As some of you will know, I’ve been a bit busy with work and other preoccupations recently, and keeping up with stuff on the blog has been quite a challenge, not least because current events in the local area right now seem to be developing a curious life all of their own…
A good example is the protracted saga of Ravens Court, the derelict shopping precinct in the centre of Brownhills. Once the target of a potential purchase and demolition for a new Tesco store, Tesco unexpectedly pulled out, and now we’re left to deal with the mess the retail giant left behind.
Recently, the issue has come to the fore again, as I featured just over a week ago on April 18th 2014 – Walsall Council, after pressure from Brownhills Labour Councillor Steve Wade and others – issued a 215 notice, forcing the owners to clean Ravens Court of rubbish and secure it or face fines.
At the time of writing, I hadn’t seen the printed edition, and picked up on the story from the Advertiser website. When I saw the inky copy, it contained the following, somewhat curious letter from local lady and community stalwart, Vivienne Aston.
Help me save the high street
I AM starting a petition with the hope that a thousand-plus Brownhills residents will sign in support of a request to the council to compulsory purchase Ravenscourt Shopping area.
This collection of mostly empty shops has been a concern to residents for quite some time.
Compulsory purchase is an option which would lead to regeneration.
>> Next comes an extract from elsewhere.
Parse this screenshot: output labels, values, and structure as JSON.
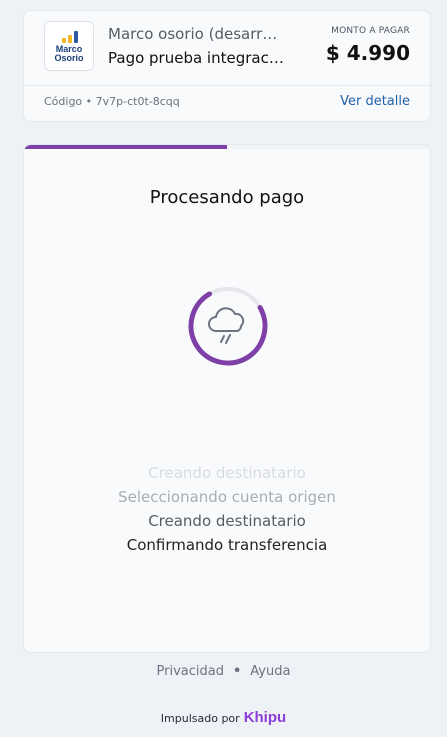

This in turn would transform the appearance of the High Street and make Brownhills a shopping destination for shoppers from outside the area.
At face value, this seems reasonable – a petition for compulsory purchase. Then I thought about it. Why now? What could be possibly be the sudden motivation? Where would the council get the considerable sum of money – I mentally estimated about £2 million -and what was the authority supposed to do with Ravens Court when purchased? How would this lead to ‘Regeneration’?
Then I twigged; what Vivienne doesn’t mention in her billet-doux is that she’s standing as a candidate for election in the upcoming council elections, taking place on 22d May 2014. Vivienne is standing as a Conservative, contesting the position currently held by Dave Turner, also a Tory.
I’d wager that as a Conservative in favour of public spending cuts, Vivienne knows well that Walsall Council isn’t in any kind of position to issue a compulsory purchase order, but would like to appear proactive on the matter. After all, who can blame her for that?
If only Vivienne knew any of the people in control of the council who could enlighten her on the current financial reality of her proposition…
I didn’t get time to write about this and my feelings thereupon last week. As it turns out, I’m glad I didn’t, as this weeks Advertiser contained an absolutely belting reply from local campaigner John Bird.
Petition idea is really old news
MAY I reply to the recent letter by Vivienne Aston in the Walsall Advertiser of April 17, 2014, regarding organising a petition to sort out the shambles that is Ravenscourt Precinct in Brownhills High Street.
As she is a resident of Brownhills and I think, attends local planning and regeneration meetings, I would have thought that she would have been fully aware of the fact that a petition, which attracted many hundreds of signatures relating to the very same subject, was organised last year and handed in to the full council meeting in November. This prompted a number of meetings between council officers and the precinct owners and their agents.
While progress is slow, at least that particular petition has ‘got the ball rolling’ at last. I am afraid, Vivienne, that you have illustrated publicly, that you are out of touch with local issues in Brownhills.
Now let us take a closer look at your proposed solution, namely, for Walsall Council to take over the site using a Compulsory Purchase Order. Have you costed this out?
Because a conservative estimate would be in the region of three million pounds, a large sum of money for the taxpayers of Walsall to find for a site, which Councillor Adrian Andrew has said publicly, currently has no national retailer interest.
Given this fact, Vivienne, I am not sure what planet you arc living on as anyone can see that Walsall Council does not currently have the luxury of having that kind of money to hand to splash around.
In fact, enforced cuts will clearly make this next financial year an even more difficult one to administer-whoever is running Walsall Council.
I’ll state here and now that John Bird has written some excellent letters on this subject over the years, sadly, none of which I transcribed, and they don’t seem to be online any more (but references can be found in this post from 2009). I’ve always broadly agreed with him on this stuff, and the letter above is bloody wonderful, even if the predicament we’re in is thoroughly dire.
If by chance John Bird is reading this, I’d love him to get in touch, and I make the offer here and now that if he would like to write an article about the issue, I’d be happy to host it; the same invitation is, of course, extended to Vivienne or any other councillor, prospective councillor or community activist.
John’s letter explains clearly and plainly the situation, and we need more of that. I doff my hat to him, and have reproduced the exchange here as I feel it deserves wide exposure.
Comment here, or mail me: BrownhillsBob at Googlemail dot com. Thank you.